Work through the data below and copy out every line where "number" is found.

### Material for the task
>>>>>
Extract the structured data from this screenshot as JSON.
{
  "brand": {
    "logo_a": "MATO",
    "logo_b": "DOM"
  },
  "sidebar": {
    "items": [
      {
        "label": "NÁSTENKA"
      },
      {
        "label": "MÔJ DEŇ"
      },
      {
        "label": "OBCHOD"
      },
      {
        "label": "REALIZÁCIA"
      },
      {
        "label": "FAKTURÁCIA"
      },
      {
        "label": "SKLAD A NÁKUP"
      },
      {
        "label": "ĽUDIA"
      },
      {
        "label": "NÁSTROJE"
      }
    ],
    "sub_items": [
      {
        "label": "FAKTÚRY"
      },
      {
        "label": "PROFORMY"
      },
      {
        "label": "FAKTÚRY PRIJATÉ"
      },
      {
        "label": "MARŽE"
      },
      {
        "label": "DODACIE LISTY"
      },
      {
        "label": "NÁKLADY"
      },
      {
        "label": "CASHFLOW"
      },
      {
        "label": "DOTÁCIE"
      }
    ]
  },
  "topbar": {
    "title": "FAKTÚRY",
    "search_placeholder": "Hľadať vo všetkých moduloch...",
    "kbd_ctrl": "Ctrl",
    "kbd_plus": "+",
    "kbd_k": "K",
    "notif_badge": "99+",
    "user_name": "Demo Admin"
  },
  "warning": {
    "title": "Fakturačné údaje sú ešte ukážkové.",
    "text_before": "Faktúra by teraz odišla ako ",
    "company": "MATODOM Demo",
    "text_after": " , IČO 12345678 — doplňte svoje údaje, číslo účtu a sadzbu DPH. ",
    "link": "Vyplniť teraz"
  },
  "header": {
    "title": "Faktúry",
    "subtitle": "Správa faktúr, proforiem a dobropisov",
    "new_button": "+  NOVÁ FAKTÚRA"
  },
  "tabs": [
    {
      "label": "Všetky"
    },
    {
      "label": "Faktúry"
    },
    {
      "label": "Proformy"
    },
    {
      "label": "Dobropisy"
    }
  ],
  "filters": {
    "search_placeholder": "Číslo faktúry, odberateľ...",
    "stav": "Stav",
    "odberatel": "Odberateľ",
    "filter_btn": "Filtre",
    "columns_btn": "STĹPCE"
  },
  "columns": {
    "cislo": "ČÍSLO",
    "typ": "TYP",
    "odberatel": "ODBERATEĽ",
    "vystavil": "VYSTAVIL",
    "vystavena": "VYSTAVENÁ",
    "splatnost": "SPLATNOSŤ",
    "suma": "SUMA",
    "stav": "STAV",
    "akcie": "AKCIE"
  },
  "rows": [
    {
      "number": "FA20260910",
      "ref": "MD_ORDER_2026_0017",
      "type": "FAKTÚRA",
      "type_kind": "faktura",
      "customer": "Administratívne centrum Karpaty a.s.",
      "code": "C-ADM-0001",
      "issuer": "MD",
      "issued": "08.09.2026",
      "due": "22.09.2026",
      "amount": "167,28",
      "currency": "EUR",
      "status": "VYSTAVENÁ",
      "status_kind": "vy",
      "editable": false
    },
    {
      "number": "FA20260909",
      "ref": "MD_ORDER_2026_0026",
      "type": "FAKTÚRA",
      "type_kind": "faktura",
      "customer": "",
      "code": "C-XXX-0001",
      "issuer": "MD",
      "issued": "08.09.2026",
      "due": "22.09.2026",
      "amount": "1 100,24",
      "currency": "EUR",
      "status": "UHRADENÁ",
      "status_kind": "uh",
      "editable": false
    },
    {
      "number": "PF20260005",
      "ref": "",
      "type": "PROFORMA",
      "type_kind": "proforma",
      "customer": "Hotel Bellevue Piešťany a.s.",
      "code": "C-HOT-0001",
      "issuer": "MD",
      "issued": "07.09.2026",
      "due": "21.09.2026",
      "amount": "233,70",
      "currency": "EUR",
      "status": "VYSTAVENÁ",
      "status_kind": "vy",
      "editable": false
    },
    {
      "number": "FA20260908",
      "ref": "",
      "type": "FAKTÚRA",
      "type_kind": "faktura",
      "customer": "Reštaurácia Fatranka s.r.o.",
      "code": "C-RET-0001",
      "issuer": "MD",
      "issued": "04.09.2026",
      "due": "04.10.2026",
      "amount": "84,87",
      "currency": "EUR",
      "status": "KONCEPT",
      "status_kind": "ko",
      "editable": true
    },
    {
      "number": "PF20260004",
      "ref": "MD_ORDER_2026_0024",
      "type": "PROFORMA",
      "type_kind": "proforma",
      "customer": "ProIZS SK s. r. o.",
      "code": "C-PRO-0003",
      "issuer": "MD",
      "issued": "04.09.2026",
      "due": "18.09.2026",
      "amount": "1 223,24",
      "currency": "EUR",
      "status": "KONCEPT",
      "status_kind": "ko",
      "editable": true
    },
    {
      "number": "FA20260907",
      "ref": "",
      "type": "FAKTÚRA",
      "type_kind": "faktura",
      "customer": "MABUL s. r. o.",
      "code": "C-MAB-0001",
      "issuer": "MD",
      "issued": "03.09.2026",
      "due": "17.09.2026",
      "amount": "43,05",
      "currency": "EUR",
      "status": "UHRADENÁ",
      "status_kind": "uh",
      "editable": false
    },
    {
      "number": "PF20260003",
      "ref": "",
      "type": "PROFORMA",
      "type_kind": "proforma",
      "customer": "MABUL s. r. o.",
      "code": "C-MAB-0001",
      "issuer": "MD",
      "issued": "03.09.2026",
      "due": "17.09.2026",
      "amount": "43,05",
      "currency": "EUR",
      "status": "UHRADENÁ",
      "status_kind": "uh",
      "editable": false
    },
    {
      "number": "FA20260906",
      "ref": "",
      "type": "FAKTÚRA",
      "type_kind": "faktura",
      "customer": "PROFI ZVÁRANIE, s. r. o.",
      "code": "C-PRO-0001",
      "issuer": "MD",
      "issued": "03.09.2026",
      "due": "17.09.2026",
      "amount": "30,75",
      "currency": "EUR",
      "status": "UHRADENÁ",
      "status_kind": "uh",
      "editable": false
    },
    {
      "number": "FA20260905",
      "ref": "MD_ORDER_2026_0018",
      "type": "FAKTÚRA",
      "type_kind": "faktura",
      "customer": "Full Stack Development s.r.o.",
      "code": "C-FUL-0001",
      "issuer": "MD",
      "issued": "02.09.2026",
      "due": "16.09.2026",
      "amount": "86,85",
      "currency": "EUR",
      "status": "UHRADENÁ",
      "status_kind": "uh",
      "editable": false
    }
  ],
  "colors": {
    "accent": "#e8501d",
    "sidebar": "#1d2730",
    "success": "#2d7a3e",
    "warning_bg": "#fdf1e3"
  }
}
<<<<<
### Answer area
      "number": "FA20260910",
      "number": "FA20260909",
      "number": "PF20260005",
      "number": "FA20260908",
      "number": "PF20260004",
      "number": "FA20260907",
      "number": "PF20260003",
      "number": "FA20260906",
      "number": "FA20260905",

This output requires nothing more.